Photograph by Tom Vezo, Minden Pictures/Nat Geo Image Collection

Black-Headed Grosbeak

About the Black-Headed Grosbeak

The handsome black-headed grosbeak is the western counterpart to the East’s rose-breasted grosbeak, and the 2 even occasionally hybridize where they come into contact in the western Great Plains. Singing males are generally easy to see in a variety of habitats, from open coniferous forests to montane riparian areas. The black-headed is insectivorous during the nesting season and then mainly frugivorous, particularly during late summer. Like the rose-breasted, it is a neotropical migrant. Males are striking; females and immatures are duller. The bill is large and conical, typically bicolored; the wing linings are yellow in both sexes. Polytypic (the 2 North American subspecies are poorly differentiated; the coastal birds have shorter wings, smaller bills, and a tawnier supercilium than the interior birds). Length 8.3".


Adult male: plumage is striking: a cinnamon-colored body including collar, with entirely black head, mostly black back with narrow streaks, black wings with bold white wing bars, white tips to tertials, and white patch at the base of primaries. Center to lower belly yellow. Adult winter: similar to adult male, but head less black, supercilium and crown strip cinnamon, and streaks on back more prominent. First-summer male: like adult winter male, but wings less black. First-winter male: like female, but underparts more cinnamon without streaking, and underside of tail gray. Adult female: mainly dull brown, with streaked back, buffy-white nape and supercilium. Underparts variable, from buffy to almost white, with varying amount of streaking on the sides of the breast and flanks.

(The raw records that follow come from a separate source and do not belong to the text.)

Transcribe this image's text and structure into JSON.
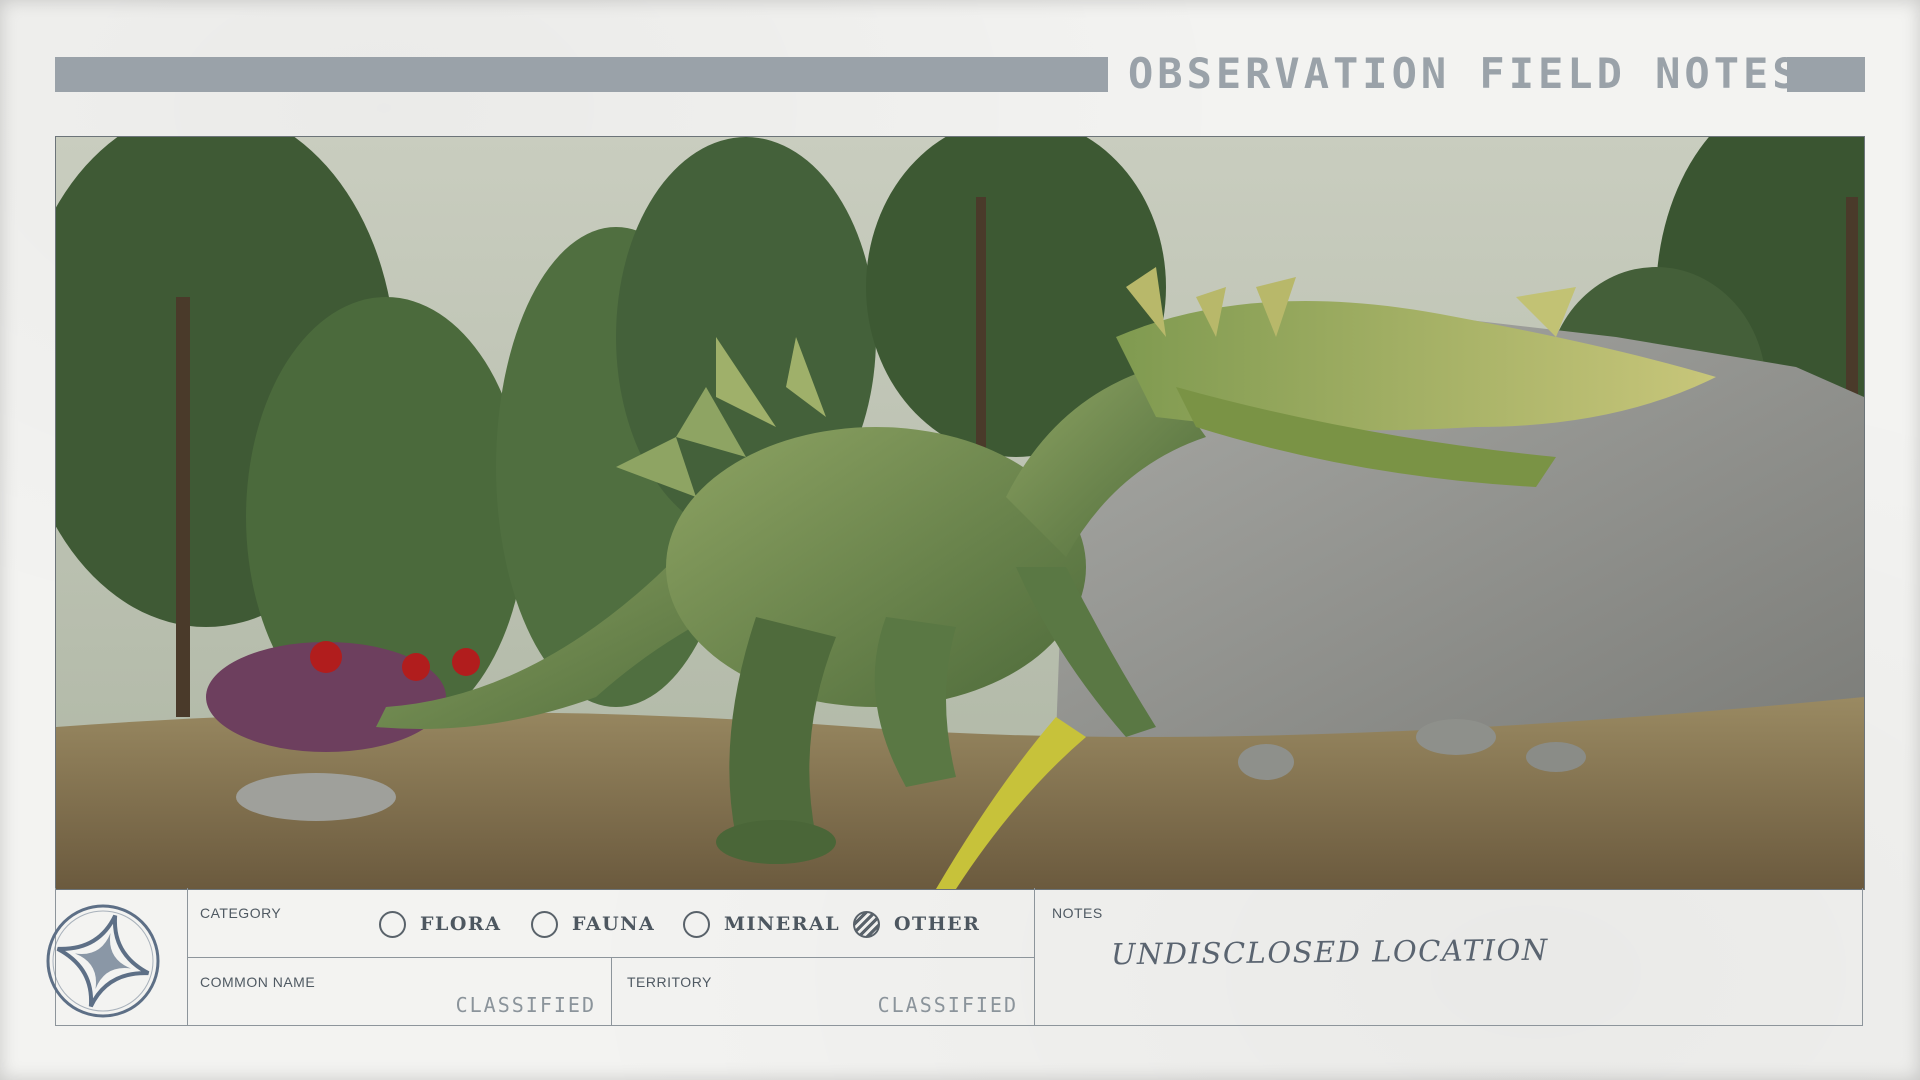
{
  "header": {
    "title": "OBSERVATION FIELD NOTES"
  },
  "category": {
    "label": "CATEGORY",
    "options": [
      {
        "label": "FLORA",
        "selected": false
      },
      {
        "label": "FAUNA",
        "selected": false
      },
      {
        "label": "MINERAL",
        "selected": false
      },
      {
        "label": "OTHER",
        "selected": true
      }
    ]
  },
  "common_name": {
    "label": "COMMON NAME",
    "value": "CLASSIFIED"
  },
  "territory": {
    "label": "TERRITORY",
    "value": "CLASSIFIED"
  },
  "notes": {
    "label": "NOTES",
    "value": "UNDISCLOSED LOCATION"
  },
  "colors": {
    "header_bar": "#9aa2a9",
    "ink": "#4d5760",
    "paper": "#f3f3f1",
    "creature": "#6f8a52"
  },
  "icons": [
    "star-compass-emblem-icon"
  ]
}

Similar Species

The adult male not confused with other species. The female and first-winter male confused with the female and first-winter male rose-breasted. Note the different amount of streaking on the underparts and the color of the bill.


Call: a sharp eek, similar to the rose-breasted’s, but decidedly less squeaky. Song: robinlike series of warbled phrases, like rose-breasted’s. Virtually indistinguishable from the hepatic tanager’s song, where the 2 species overlap.

Status and Distribution

Common throughout entire West. Breeding: nests in a variety of habitats, from mixed coniferous forest to montane riparian. Arrives on breeding ground from mid-April (in south) to mid-May (in north). Migration: migrates in spring singly or in small groups, unlike the rose-breasted, which sometimes migrates in large flocks. In fall, not uncommon to see several in a fruiting tree. Adults begin migrating south by mid-July. Juveniles migrate later, through October. Winter: mainly Mexico. Va­grant: casual or accidental wanderer, mainly in fall and winter, to vir­tu­ally all eastern states and prov­inces. Spring overshoots known from Alaska and Northwest Territories.


No known threats.

—From the National Geographic book Complete Birds of North America, 2006